| Work to be completed |
Determine how many lines in the data below contain "this" and write only that number.

Entries from a dataset of interfaces
=== Begin Enclosure ===

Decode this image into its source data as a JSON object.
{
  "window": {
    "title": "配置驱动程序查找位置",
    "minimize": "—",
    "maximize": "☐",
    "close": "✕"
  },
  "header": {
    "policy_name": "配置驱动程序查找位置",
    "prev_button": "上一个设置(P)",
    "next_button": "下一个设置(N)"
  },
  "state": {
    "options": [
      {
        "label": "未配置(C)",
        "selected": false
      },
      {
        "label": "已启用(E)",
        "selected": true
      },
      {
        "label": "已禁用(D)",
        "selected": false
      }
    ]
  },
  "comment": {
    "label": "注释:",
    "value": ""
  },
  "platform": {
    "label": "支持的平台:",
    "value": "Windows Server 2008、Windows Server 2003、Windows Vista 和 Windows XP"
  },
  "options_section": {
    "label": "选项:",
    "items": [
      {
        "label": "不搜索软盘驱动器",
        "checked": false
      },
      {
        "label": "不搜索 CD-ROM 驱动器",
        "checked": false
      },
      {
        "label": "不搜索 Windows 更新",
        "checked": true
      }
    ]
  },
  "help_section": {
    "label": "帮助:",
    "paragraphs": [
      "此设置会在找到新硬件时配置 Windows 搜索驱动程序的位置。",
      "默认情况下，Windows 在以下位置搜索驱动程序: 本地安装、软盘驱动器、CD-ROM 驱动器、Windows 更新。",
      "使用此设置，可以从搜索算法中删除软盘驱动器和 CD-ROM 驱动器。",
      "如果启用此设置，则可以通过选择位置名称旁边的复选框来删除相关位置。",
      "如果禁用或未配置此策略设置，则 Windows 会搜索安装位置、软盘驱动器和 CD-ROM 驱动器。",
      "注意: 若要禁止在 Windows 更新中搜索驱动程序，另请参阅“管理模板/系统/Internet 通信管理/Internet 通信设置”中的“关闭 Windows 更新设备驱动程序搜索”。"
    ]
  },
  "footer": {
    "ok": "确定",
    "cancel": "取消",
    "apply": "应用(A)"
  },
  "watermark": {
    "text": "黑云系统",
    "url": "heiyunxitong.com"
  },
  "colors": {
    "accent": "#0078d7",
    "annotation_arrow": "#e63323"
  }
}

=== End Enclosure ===
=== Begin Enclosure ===

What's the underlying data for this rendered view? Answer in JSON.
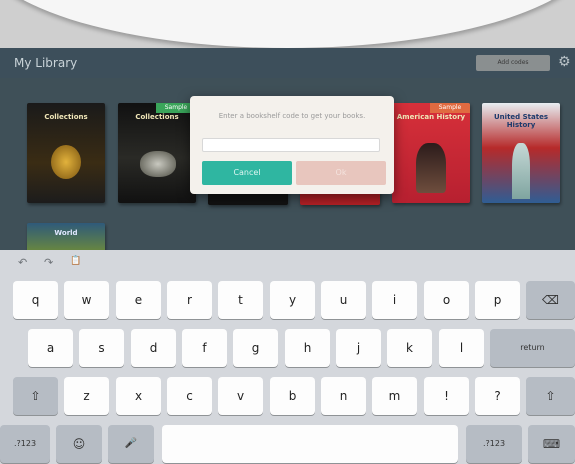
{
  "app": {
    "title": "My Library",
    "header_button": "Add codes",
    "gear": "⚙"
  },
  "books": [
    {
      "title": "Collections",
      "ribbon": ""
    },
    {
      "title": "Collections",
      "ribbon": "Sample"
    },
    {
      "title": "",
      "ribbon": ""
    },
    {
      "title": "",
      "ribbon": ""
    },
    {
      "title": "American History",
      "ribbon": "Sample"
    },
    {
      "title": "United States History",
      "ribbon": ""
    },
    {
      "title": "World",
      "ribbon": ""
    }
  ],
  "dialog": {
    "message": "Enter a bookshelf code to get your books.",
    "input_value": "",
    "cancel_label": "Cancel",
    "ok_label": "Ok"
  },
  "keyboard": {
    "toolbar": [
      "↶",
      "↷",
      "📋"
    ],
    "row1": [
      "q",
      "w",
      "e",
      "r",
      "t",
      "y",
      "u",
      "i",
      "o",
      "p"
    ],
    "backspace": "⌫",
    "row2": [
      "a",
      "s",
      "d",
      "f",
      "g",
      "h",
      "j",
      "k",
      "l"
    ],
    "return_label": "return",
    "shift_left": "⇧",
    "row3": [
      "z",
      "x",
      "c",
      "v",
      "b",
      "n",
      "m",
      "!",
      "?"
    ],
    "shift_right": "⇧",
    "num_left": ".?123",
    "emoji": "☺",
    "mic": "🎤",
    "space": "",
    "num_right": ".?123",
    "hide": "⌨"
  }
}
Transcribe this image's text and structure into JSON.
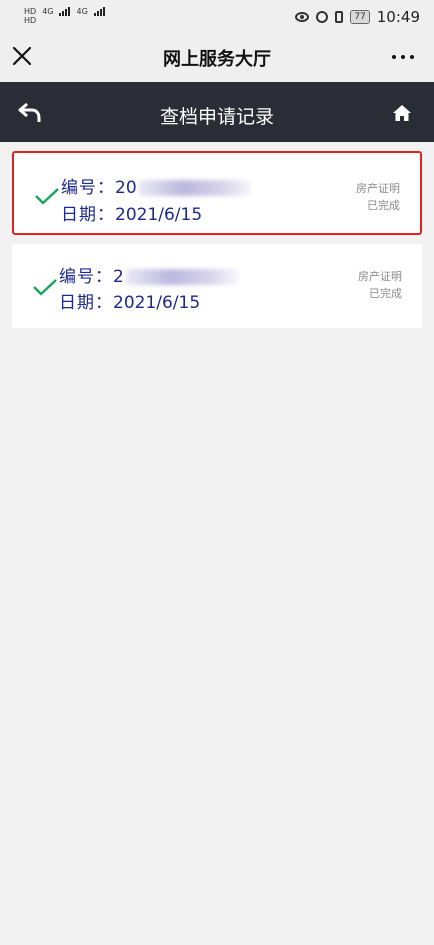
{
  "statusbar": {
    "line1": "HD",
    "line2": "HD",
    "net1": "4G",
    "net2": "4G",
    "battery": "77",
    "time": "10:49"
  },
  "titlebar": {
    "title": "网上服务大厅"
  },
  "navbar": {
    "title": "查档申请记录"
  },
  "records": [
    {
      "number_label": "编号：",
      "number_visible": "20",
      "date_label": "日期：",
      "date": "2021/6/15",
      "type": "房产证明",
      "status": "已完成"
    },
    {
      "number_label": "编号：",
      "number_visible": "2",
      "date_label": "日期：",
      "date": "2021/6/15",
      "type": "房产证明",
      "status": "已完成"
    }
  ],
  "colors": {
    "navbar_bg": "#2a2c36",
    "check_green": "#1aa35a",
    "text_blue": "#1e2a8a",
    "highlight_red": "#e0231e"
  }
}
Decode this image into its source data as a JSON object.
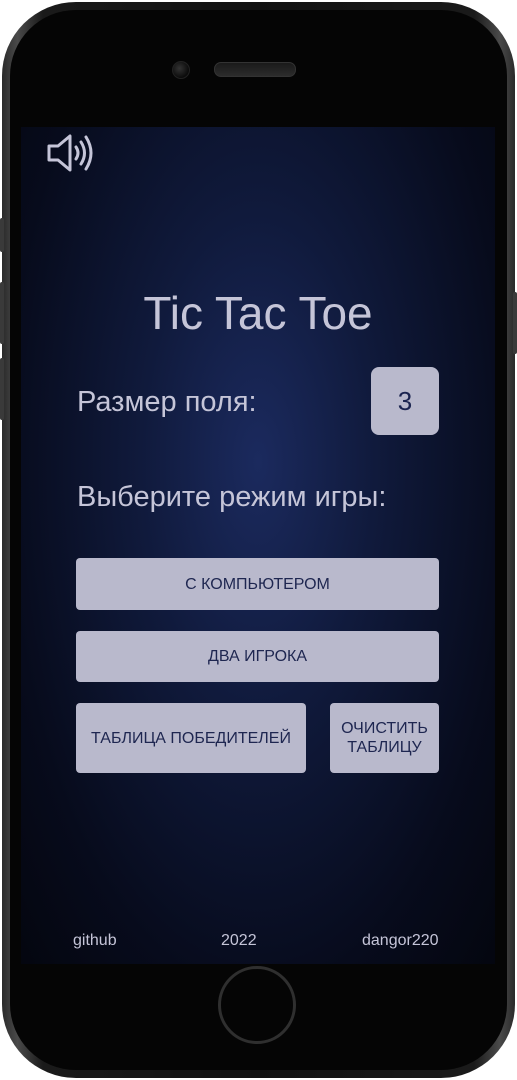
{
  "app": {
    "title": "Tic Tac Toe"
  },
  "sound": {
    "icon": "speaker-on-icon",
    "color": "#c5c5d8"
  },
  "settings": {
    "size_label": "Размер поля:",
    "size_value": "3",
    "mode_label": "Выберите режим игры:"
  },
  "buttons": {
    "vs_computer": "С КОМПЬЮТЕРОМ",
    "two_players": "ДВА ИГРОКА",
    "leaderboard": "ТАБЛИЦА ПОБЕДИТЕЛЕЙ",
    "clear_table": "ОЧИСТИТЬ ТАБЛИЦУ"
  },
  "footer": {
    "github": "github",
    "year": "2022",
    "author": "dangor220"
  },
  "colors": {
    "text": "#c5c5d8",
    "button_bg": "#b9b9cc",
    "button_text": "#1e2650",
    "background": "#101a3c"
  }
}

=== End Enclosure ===

| Result |
4